Lonzo Ball didn’t end up in Philadelphia, but that doesn’t mean his dad has to stay silent about the Sixers.
Ball joined Rob Ellis and Geoff Mosher Thursday on 97.5 The Fanatic. They discussed LaVar's expectations for Lonzo and the Lakers (they're high), the Big Baller Brand (which apparently is selling “good”) and, of course, LaVar’s outspoken presence in his son’s career. But that’s all stuff we’ve heard countless times since the Ball family became apart of the national conversation thanks to Lonzo’s success at UCLA and position on most team’s draft boards.
Then “The Process” was brought up.
You might remember earlier this month when Sixers’ special advisor Jerry Colangelo, the father of current Sixers president of basketball operations Bryan Colangelo, had a few words to say on WIP regarding the Lonzo.
"I think Ball is a terrific prospect and could have an outstanding NBA future," Colangelo said on June 2. "I think it's going to be challenging with the people around him without being specific, and yet I don't think teams should bypass the player because they have those concerns. I think at the end of the day what wins in this league is talent and this is a very talented young man."
LaVar didn’t need Colangelo to be specific. He got the message and threw the same sentiment right back at him when Ellis and Mosher asked about the situation here in Philly.
"You know how you say I'm involved? The other guy, Colangelo, the father — he's the one messing it up,” Ball said. “He's worried about everything on the outside instead of getting the players. He's worried about the parents and all that. The people they're around. He needs to be worried about what type of player you getting for your system.”
LaVar, who is now attempting to launch a brand headlined by sneakers that start at $495, questioned Colangelo’s credibility.
“What have you got? All you did was for the USA team and now your son is running the business over there and you're a so-called consultant. You a helicopter parent, over there trying to tell your son what to do.”
Then the conversation moved to the hypothetical, specifically what LaVar would’ve done had Lonzo gone to the Sixers at their original No. 3 draft slot. Even though LaVar didn’t like Colangelo’s take on the role family plays in Lonzo’s life, he wouldn’t have contested if the Sixers ultimately drafted his son.
“Lonzo would've went and played because here's the thing: Lonzo's goal was to get to the NBA. OK, so it didn't matter what team he played for. That's what I was trying to tell people. I prefer for him to play for the Lakers.

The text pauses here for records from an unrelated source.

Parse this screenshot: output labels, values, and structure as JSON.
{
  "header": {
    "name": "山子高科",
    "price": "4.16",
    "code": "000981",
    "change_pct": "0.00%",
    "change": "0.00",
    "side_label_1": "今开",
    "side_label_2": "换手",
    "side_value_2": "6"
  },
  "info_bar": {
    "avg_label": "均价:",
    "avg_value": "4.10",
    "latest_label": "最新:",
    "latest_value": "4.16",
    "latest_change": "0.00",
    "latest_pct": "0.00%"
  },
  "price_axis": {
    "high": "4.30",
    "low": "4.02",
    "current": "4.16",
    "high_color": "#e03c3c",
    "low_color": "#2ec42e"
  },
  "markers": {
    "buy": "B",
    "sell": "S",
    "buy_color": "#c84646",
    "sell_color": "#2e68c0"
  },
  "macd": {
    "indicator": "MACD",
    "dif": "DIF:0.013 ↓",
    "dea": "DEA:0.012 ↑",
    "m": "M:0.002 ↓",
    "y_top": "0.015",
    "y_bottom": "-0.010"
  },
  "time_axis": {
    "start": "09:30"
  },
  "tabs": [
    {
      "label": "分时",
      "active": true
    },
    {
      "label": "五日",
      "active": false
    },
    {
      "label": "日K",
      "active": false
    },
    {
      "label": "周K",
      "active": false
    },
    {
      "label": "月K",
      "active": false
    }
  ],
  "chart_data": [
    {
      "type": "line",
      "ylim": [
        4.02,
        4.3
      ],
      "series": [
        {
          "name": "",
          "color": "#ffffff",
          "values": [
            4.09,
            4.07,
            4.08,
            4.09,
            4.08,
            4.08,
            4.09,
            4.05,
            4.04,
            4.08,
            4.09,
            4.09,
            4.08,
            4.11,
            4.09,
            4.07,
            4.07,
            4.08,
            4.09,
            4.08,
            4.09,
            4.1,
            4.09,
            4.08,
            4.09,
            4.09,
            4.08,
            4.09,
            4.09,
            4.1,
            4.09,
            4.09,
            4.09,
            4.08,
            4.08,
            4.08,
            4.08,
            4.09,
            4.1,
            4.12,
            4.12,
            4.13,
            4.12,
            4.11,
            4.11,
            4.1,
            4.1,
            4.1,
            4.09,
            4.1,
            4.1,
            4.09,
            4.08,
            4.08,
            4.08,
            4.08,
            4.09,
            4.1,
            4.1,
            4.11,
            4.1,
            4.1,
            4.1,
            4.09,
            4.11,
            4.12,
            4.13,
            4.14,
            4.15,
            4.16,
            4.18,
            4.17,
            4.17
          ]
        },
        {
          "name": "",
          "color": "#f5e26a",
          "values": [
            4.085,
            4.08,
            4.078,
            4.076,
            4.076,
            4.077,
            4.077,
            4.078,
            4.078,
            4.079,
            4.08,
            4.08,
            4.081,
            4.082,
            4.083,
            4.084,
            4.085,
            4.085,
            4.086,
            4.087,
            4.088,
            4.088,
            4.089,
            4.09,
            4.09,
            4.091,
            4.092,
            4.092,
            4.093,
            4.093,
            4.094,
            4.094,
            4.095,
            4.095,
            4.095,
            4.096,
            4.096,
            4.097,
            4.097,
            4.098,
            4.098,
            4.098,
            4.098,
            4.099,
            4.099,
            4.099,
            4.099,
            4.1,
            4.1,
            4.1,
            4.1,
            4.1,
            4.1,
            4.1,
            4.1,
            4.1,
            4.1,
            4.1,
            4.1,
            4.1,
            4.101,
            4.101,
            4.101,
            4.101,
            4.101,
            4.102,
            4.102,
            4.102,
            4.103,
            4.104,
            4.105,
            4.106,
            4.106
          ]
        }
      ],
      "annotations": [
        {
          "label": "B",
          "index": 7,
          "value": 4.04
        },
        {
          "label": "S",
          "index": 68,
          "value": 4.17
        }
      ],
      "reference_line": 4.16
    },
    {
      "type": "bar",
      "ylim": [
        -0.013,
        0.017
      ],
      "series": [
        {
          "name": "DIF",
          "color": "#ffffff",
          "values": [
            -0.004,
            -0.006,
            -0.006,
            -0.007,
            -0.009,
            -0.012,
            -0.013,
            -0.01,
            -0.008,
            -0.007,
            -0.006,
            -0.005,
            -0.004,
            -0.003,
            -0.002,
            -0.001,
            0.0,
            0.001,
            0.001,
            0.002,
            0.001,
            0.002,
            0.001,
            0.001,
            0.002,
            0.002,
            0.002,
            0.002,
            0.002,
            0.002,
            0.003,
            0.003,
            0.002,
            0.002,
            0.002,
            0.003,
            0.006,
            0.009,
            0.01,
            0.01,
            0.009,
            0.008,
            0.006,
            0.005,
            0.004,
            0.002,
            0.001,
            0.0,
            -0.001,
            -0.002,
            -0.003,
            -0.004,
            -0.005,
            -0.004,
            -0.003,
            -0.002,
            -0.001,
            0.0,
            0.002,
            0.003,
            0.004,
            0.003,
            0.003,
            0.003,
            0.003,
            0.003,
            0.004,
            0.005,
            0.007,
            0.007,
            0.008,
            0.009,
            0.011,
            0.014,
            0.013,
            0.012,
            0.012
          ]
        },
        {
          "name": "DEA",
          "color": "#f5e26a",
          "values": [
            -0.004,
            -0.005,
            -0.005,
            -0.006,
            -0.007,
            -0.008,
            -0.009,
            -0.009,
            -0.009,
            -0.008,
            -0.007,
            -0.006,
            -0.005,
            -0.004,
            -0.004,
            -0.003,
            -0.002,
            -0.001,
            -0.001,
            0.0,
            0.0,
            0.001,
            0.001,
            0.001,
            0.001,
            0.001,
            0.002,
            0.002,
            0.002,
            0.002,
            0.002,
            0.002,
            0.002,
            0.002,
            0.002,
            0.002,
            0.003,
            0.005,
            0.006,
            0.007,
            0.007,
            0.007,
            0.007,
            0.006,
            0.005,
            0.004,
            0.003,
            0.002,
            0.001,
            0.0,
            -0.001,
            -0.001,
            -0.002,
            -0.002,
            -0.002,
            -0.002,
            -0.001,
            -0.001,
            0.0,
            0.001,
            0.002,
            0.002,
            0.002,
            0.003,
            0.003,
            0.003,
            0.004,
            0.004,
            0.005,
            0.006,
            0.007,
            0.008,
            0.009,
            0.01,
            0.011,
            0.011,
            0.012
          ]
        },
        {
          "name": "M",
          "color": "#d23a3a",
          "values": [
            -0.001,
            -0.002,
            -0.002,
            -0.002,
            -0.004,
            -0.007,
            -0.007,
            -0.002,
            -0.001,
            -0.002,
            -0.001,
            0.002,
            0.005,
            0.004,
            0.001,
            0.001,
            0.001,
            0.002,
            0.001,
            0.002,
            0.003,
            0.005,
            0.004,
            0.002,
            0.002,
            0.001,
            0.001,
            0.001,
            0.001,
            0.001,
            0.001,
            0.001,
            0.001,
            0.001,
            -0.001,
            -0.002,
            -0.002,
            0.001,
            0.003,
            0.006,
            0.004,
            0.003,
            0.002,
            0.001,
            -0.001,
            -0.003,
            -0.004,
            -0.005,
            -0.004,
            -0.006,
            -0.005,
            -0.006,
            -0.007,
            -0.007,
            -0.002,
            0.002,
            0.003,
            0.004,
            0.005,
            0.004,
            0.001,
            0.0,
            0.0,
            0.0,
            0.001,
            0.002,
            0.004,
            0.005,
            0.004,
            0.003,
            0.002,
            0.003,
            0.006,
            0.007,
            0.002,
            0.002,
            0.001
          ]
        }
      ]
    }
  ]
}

“... He's homegrown. It's a better storyline with all of him going in there. Nobody else fit. Time Warner gives them — they need a superstar to keep putting the Lakers on TV. That's what I mean by the people's choice. And you can't be selfish if you the people's choice.”
Something gives me a feeling Lakers games would’ve remained televised had Lonzo gone elsewhere, but that’s neither here nor there. Yet it was LaVar’s own television appearance last week at the draft that sparked comment from two Sixers — Joel Embiid and Ben Simmons — on an even smaller screen.
Please dunk on him so hard that his daddy runs on the court to save him.. https://t.co/cMvt5RYiSQ— Joel Embiid (@JoelEmbiid) June 22, 2017
And so LaVar had a response to that, too.
“If you don't win and don't even make the playoffs and don't even stay on the court long enough, that's the best thing you can do is tweet.” Ball said. “... Ain't nobody else doing that because they working on they game in the gym. These guys ain't play the game, always hurt and that's the bottom of the totem pole. So guess what? Get your asses off the goddamn Tweeter and get in the gym.”
The lack of wins has been part of the rebuttal for those against The Process and skeptical of Sixers' first overall pick Markelle Fultz, who won nine games, including just two Pac-12 contests, during his lone year at Washington. For his final Sixers hot take, add LaVar to that camp as well.
“I ain't got nothing against Fultz. That boy can play,” Ball said. “But if you really that good, your team gotta go at least .500 if you got a bunch of blind midgets.”